Bringing the IoT to every corner of the globe comes down to two things: network availability and cost. Many companies now promise to lower IoT satellite costs by leveraging mass production and using constellations of low-cost low-flying nanosatellites. These companies are creating new possibilities for the IoT, enabling data driven applications in areas where ground-based network coverage is poor or non-existent. Early use cases are collecting data from ships, farms deep in Africa or vehicles in Antarctica. Two characteristics unite emerging satellite IoT firms around the world. They all build low-bandwidth, low-cost data collection networks. Smaller satellites and few bytes moved around translate to substantially lower service and ground hardware costs to connect things. Hiber subscriptions, for example, start at 6 euros per year. The other discussion point is spectrum: who has global licenses to it and who doesn’t.
Other than that, technical approaches diverge substantially. Most have launched nanosatellites into orbit a few hundred miles above the planet, ranging from shoebox-size hardware flown by Hiber all the way down to Swarm Technologies’ SpaceBEE coming in at a tight 2.5 x 10 x 10 centimetres. Satellite IoT start-ups often launch one or two small satellites to get initial customers on board and revenues rolling in, then add more as demand increases. Astrocast and Myriota will control their IoT network ecosystem from end-to-end, manufacturing their own chips for OEMs and third-party developers to embed into devices, launching their own fleets of nanosatellites, and delivering data through cloud-based services via web portals accessible with APIs.
The newest on the market are building satellite systems using IoT open standards, testing and demonstrating the ability to pick up LoRa and cellular signals directly from orbit. Lacuna Space is using a modified version of the LoRaWAN protocol to communicate and plans to have five satellites in orbit by the end of the year. Lynk has shown it can pick up and deliver SMS text messages via satellite using 2G GSM and plans to support LTE and NB-IoT in the future. OQ Technology conducted a technical demonstration between a satellite and an NB-IoT device on the ground last year.
Conceived as a voice and narrowband data network, Iridium has been in operation for over two decades. Nowadays IoT is 65 percent of Iridium’s business. This was made possible by updating its existing constellation and developing new satellites. The satellite IoT start-ups see themselves as broadening the IoT market by bringing in new customers rather than being in direct competition with Iridium and its large and well-established constellation of satellites.

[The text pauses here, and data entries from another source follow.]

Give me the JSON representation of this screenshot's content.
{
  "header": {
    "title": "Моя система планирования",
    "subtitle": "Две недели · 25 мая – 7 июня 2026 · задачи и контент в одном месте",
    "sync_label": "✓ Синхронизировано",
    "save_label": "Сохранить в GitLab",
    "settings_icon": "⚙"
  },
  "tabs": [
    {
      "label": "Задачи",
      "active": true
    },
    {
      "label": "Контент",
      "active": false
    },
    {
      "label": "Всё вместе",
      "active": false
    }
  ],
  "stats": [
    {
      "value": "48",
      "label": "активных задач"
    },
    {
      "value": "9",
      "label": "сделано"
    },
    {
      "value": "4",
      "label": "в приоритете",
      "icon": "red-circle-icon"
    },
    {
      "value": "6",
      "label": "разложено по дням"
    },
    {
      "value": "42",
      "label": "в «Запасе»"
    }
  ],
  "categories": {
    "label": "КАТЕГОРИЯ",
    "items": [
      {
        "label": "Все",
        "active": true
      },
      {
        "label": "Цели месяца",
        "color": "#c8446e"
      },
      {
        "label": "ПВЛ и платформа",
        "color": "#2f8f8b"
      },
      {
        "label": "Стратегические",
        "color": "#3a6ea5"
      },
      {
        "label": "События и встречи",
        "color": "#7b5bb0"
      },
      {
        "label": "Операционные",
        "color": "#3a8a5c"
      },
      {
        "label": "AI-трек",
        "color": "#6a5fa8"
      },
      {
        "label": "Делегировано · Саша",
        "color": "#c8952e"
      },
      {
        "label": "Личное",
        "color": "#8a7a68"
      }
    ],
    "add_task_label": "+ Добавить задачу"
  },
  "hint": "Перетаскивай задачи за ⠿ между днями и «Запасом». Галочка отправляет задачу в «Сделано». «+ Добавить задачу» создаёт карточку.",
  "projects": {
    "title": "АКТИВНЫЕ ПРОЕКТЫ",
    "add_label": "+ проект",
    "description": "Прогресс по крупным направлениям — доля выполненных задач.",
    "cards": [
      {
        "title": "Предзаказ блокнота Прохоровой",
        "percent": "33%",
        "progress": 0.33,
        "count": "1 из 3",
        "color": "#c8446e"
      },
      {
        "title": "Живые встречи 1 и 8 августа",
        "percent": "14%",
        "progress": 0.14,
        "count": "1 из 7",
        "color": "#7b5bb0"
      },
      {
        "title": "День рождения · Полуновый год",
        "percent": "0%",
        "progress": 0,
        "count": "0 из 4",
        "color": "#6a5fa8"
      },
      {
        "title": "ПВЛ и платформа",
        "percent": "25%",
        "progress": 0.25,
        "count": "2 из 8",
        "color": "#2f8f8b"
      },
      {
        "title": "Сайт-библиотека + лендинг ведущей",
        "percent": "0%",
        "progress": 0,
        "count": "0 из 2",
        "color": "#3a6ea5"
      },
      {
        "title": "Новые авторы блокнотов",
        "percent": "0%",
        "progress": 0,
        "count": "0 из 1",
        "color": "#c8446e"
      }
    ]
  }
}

They will have to open new avenues, because Iridium’s existing customers have multi-year commitments and there’s good reason for it. For example, for aviation safety and voice, Boeing and Airbus want products to last for 10 years plus. They don’t want to touch or update an existing solution installed in an airframe during its lifespan.
Heavy equipment OEMs like Caterpillar, Sumitomo and others are now embedding Iridium IoT modules into new equipment rolling off the production line and retrofitting them to older equipment when it goes into the shop for maintenance, enabling real-time telematics monitoring. Extended downtime is a big loss, so companies want to make sure to get a truck into service before it breaks down or it may take a long time to get it back from the field and get it fixed. But satellite communications are also well suited for the small drone world where you can’t have a huge antenna for command and control.
This is a fast-growing market and we can expect more companies to join in the following years.